> [Task objective]: Give the entries again exactly as they appear, but without the images.

> [Supplied data]:
+++++

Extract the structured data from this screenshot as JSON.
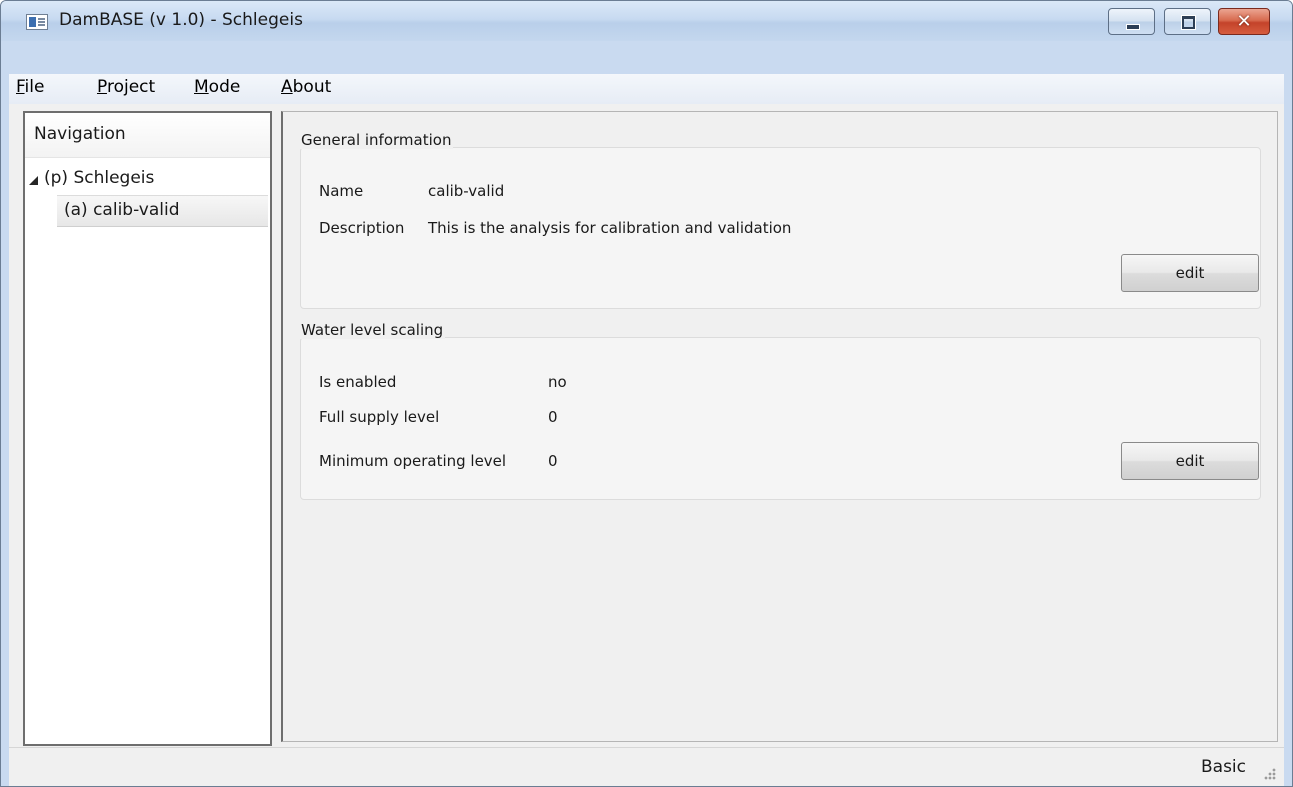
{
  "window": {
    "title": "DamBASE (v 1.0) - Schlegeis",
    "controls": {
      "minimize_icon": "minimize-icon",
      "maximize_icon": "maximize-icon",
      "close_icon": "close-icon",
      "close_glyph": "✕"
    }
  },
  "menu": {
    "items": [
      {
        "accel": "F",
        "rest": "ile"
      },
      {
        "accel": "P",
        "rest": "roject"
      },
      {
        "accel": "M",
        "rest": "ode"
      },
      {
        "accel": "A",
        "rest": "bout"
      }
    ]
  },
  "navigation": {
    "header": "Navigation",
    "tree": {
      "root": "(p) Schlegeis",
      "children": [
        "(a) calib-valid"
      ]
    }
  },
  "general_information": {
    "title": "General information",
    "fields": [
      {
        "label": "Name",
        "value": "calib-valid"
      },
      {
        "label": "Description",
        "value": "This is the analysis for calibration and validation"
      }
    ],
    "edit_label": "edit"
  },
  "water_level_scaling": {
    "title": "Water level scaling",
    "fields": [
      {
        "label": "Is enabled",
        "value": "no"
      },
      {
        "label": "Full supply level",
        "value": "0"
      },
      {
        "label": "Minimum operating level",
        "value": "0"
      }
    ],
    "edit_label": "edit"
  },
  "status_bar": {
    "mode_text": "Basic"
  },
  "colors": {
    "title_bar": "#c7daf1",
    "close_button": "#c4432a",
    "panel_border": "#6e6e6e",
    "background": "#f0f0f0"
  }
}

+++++

> [Response]:
Extract the structured data from this screenshot as JSON.
{
  "window": {
    "title": "DamBASE (v 1.0) - Schlegeis",
    "controls": {
      "minimize_icon": "minimize-icon",
      "maximize_icon": "maximize-icon",
      "close_icon": "close-icon",
      "close_glyph": "✕"
    }
  },
  "menu": {
    "items": [
      {
        "accel": "F",
        "rest": "ile"
      },
      {
        "accel": "P",
        "rest": "roject"
      },
      {
        "accel": "M",
        "rest": "ode"
      },
      {
        "accel": "A",
        "rest": "bout"
      }
    ]
  },
  "navigation": {
    "header": "Navigation",
    "tree": {
      "root": "(p) Schlegeis",
      "children": [
        "(a) calib-valid"
      ]
    }
  },
  "general_information": {
    "title": "General information",
    "fields": [
      {
        "label": "Name",
        "value": "calib-valid"
      },
      {
        "label": "Description",
        "value": "This is the analysis for calibration and validation"
      }
    ],
    "edit_label": "edit"
  },
  "water_level_scaling": {
    "title": "Water level scaling",
    "fields": [
      {
        "label": "Is enabled",
        "value": "no"
      },
      {
        "label": "Full supply level",
        "value": "0"
      },
      {
        "label": "Minimum operating level",
        "value": "0"
      }
    ],
    "edit_label": "edit"
  },
  "status_bar": {
    "mode_text": "Basic"
  },
  "colors": {
    "title_bar": "#c7daf1",
    "close_button": "#c4432a",
    "panel_border": "#6e6e6e",
    "background": "#f0f0f0"
  }
}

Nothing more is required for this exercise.